Early training and socialization can literally save a puppy's life.
Canine behaviorists today agree that early socialization and training are essential. They propose that a puppy begin classes, for both the socializing and training they provide, at ten weeks of age. However, many people, including veterinarians and breeders, are still in the dark ages about the appropriate age at which to begin training and socializing a dog.
Some breeders and veterinarians caution against putting a puppy into a training class or social situations with other dogs too soon for fear that they might contract a disease before they are completely inoculated. They stress waiting until the dog is six months or one year old before beginning.

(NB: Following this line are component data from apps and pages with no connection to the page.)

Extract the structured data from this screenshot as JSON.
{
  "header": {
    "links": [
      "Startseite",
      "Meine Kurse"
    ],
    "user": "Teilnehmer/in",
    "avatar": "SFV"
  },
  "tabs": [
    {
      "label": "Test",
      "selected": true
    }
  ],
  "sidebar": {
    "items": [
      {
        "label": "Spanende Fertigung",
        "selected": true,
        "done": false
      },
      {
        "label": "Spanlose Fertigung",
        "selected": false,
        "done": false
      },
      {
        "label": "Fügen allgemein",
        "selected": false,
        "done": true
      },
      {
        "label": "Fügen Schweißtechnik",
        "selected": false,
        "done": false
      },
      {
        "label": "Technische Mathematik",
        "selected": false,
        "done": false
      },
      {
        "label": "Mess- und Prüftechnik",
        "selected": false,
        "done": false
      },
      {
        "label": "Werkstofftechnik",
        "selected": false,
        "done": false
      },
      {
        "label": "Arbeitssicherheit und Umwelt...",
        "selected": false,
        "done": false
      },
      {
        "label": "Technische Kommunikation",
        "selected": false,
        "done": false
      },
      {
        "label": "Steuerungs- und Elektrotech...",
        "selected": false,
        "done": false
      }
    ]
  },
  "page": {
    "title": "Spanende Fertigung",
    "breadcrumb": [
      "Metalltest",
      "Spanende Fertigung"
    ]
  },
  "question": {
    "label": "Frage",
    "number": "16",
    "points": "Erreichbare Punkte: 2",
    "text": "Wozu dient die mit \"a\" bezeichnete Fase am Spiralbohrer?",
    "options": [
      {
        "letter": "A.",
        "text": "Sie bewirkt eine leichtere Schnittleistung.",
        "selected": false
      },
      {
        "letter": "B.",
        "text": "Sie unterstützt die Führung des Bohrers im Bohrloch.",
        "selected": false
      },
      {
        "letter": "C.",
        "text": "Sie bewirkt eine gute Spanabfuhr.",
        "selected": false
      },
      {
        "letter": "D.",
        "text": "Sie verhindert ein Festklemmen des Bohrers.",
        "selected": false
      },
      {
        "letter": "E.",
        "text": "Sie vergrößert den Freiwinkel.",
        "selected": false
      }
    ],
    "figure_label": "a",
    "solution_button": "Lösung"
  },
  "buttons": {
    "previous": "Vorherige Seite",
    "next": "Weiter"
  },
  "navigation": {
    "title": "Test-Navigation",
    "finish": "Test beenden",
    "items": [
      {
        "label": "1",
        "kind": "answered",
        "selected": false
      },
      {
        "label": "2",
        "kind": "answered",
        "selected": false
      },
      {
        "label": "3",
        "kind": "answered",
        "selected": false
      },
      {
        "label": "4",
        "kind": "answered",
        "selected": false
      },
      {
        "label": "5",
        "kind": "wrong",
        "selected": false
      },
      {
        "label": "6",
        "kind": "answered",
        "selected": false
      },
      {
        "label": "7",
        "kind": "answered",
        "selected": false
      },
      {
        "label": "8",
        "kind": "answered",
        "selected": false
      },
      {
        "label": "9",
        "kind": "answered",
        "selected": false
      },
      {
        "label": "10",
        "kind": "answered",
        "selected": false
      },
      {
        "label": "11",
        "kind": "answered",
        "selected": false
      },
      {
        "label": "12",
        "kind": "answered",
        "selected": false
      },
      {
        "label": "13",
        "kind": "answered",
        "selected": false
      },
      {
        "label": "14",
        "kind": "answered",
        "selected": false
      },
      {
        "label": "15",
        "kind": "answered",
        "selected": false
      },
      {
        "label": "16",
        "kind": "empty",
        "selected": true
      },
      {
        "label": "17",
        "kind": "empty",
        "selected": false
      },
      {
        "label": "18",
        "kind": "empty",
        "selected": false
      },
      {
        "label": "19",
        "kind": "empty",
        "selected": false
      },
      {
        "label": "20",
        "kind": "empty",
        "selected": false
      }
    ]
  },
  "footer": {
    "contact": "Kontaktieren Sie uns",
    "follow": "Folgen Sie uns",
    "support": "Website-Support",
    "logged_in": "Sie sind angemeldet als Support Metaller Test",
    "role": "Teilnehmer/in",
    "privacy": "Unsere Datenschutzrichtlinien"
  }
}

However, many canine behaviorists argue that the disease risks to a puppy that is exposed to other healthy puppies in a well-run puppy class are minimal compared to the problems that often arise because that puppy was not socialized or trained early on. Given that the window of opportunity for socializing a puppy with other dogs is anywhere from four weeks to four months, it doesn’t make sense to wait. Yet so many dogs find their way to a trainer only after their undesirable behavior and aggression are well established.

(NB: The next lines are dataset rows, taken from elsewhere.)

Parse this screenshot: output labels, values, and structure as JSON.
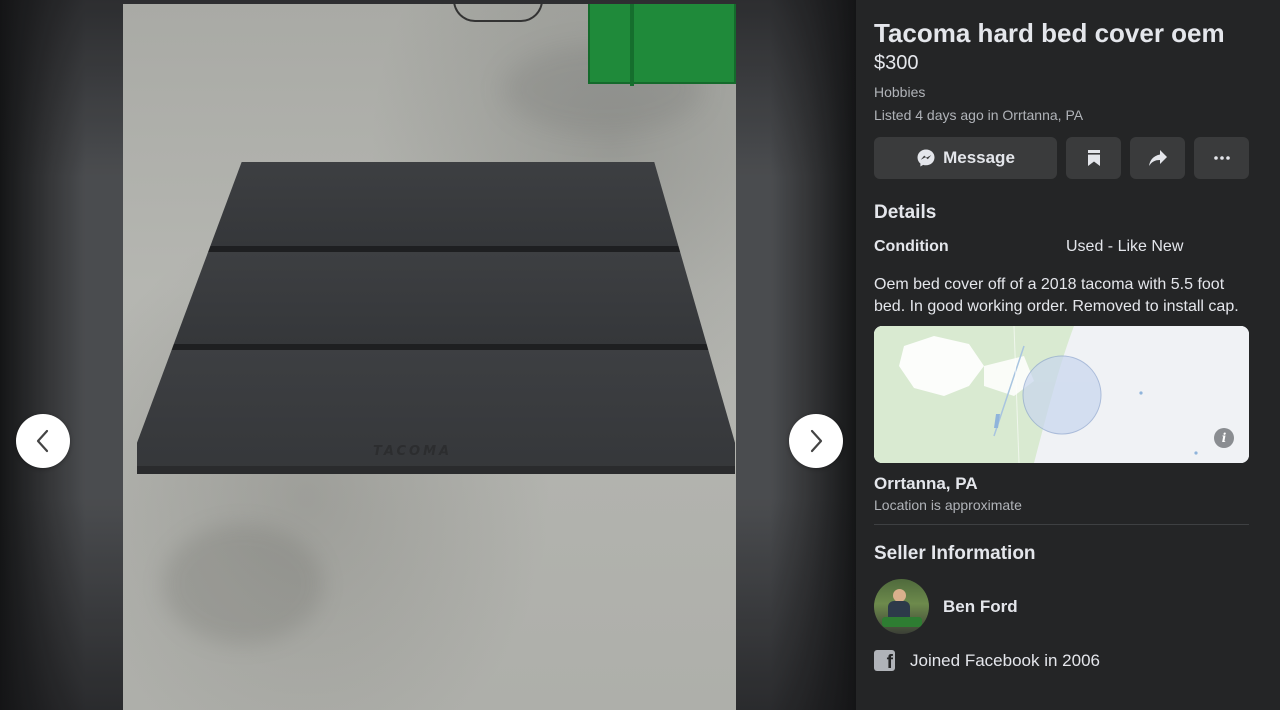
{
  "viewer": {
    "prev_icon": "chevron-left-icon",
    "next_icon": "chevron-right-icon",
    "photo_brand_text": "TACOMA"
  },
  "listing": {
    "title": "Tacoma hard bed cover oem",
    "price": "$300",
    "category": "Hobbies",
    "listed": "Listed 4 days ago in Orrtanna, PA"
  },
  "actions": {
    "message_label": "Message",
    "message_icon": "messenger-icon",
    "save_icon": "bookmark-icon",
    "share_icon": "share-icon",
    "more_icon": "more-icon"
  },
  "details": {
    "heading": "Details",
    "condition_label": "Condition",
    "condition_value": "Used - Like New",
    "description": "Oem bed cover off of a 2018 tacoma with 5.5 foot bed. In good working order. Removed to install cap."
  },
  "location": {
    "name": "Orrtanna, PA",
    "note": "Location is approximate",
    "info_icon": "info-icon"
  },
  "seller": {
    "heading": "Seller Information",
    "name": "Ben Ford",
    "joined": "Joined Facebook in 2006",
    "joined_icon": "facebook-icon"
  },
  "colors": {
    "panel_bg": "#242526",
    "button_bg": "#3a3b3c",
    "text_primary": "#e4e6eb",
    "text_secondary": "#b0b3b8"
  }
}
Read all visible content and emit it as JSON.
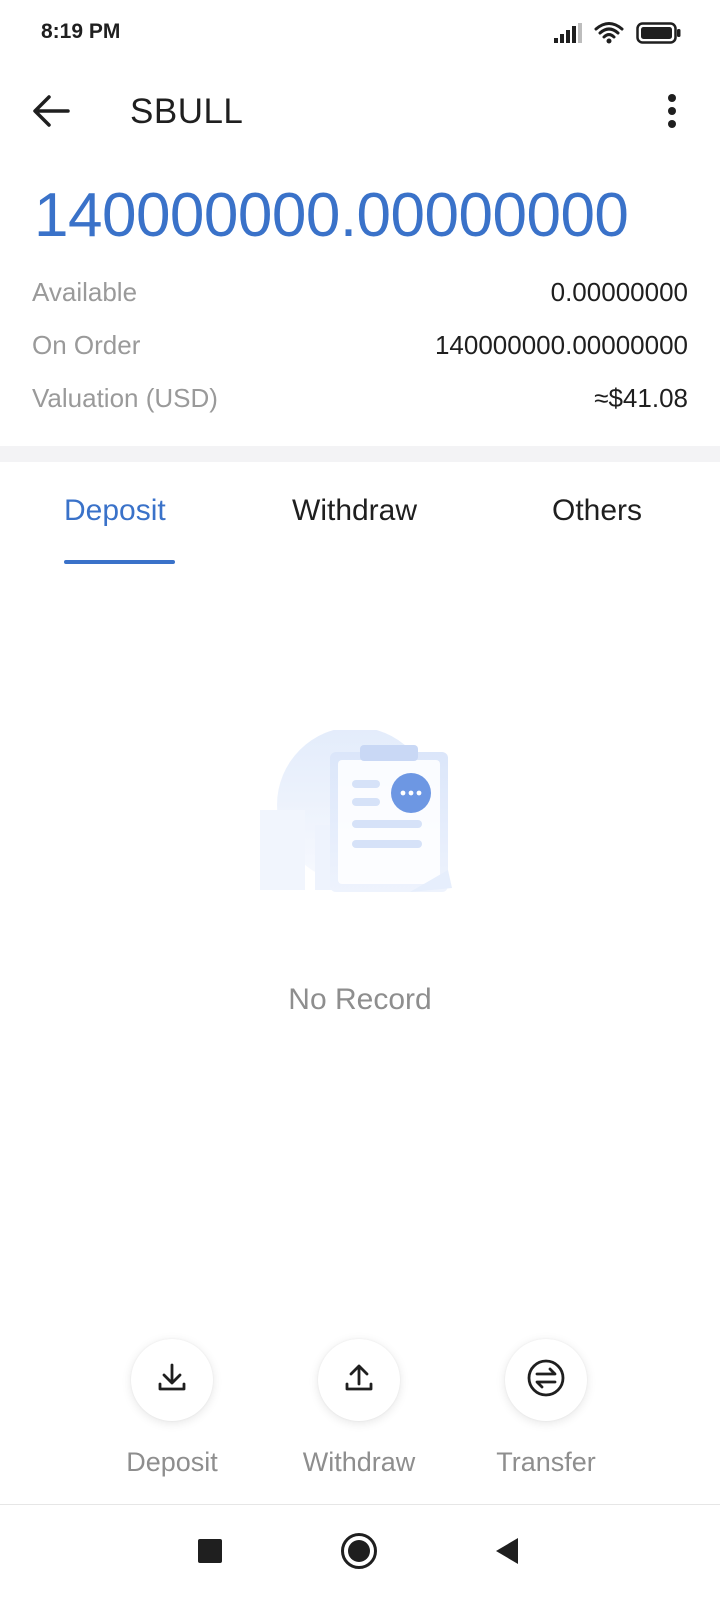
{
  "status_bar": {
    "time": "8:19 PM",
    "icons": [
      "signal-icon",
      "wifi-icon",
      "battery-icon"
    ]
  },
  "header": {
    "title": "SBULL",
    "back_icon": "arrow-left-icon",
    "menu_icon": "more-vertical-icon"
  },
  "balance": {
    "total": "140000000.00000000",
    "rows": [
      {
        "label": "Available",
        "value": "0.00000000"
      },
      {
        "label": "On Order",
        "value": "140000000.00000000"
      },
      {
        "label": "Valuation (USD)",
        "value": "≈$41.08"
      }
    ]
  },
  "tabs": {
    "items": [
      {
        "label": "Deposit",
        "active": true
      },
      {
        "label": "Withdraw",
        "active": false
      },
      {
        "label": "Others",
        "active": false
      }
    ]
  },
  "empty_state": {
    "text": "No Record",
    "icon": "clipboard-document-icon"
  },
  "actions": [
    {
      "label": "Deposit",
      "icon": "download-icon"
    },
    {
      "label": "Withdraw",
      "icon": "upload-icon"
    },
    {
      "label": "Transfer",
      "icon": "transfer-icon"
    }
  ],
  "nav": {
    "items": [
      "recents-square-icon",
      "home-circle-icon",
      "back-triangle-icon"
    ]
  },
  "colors": {
    "accent": "#3a72c9",
    "muted_text": "#9a9a9a",
    "divider": "#f3f3f5"
  }
}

In the past, heavy handed, choke-chain and other harsh methods precluded having a puppy in training too early. Thankfully, these methods are slowly dying out in favor of positive reinforcement and canine-friendly training techniques.
Many dog owners, as well meaning and caring as they may be, are not aware of the consequences of under-socialization. They are not aware of the negative effects on a dog that is, for the most part, isolated from other dogs. Fear aggression and its by-product leash aggression are two of the most common problems among dogs that have not been socialized with other dogs.

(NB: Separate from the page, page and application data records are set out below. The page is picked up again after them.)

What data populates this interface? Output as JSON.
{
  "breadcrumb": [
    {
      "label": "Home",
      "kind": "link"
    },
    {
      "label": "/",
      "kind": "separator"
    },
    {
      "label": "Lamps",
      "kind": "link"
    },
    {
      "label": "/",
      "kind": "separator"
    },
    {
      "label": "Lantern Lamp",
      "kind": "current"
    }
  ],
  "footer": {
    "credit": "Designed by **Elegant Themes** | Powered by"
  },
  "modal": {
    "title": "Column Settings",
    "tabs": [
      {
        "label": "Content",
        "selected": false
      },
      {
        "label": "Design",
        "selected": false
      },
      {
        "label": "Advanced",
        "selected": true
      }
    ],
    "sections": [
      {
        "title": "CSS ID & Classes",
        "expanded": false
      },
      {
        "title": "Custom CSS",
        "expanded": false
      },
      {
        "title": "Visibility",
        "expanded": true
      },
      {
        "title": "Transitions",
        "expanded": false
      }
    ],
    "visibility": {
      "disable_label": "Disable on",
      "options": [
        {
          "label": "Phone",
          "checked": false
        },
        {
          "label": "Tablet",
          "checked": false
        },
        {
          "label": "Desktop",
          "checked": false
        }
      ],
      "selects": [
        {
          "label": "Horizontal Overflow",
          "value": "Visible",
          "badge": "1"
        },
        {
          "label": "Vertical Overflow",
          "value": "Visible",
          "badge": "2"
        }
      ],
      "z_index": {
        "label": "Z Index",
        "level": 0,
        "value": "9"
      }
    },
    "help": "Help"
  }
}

Puppies need to be exposed to the full range of dogs—all sizes, ages, and breeds—as early as and as much as possible. Year-round interaction with other dogs is necessary. Pulling a dog out of the canine social milieu for any reason—bad winter weather or busy schedules, for example—can seriously affect his social habits. Remember, a month in a puppy’s life is equivalent to a year in a human’s life. Limited social access for long stretches of time can have radically negative effects on a puppy’s social health.
Dr. Ian Dunbar, a veterinarian and internationally recognized animal behaviorist, has cautioned that “the number one cause of death among dogs is bad behavior [from lack of training and socialization].” A dog’s life is literally in the hands of his/her owner.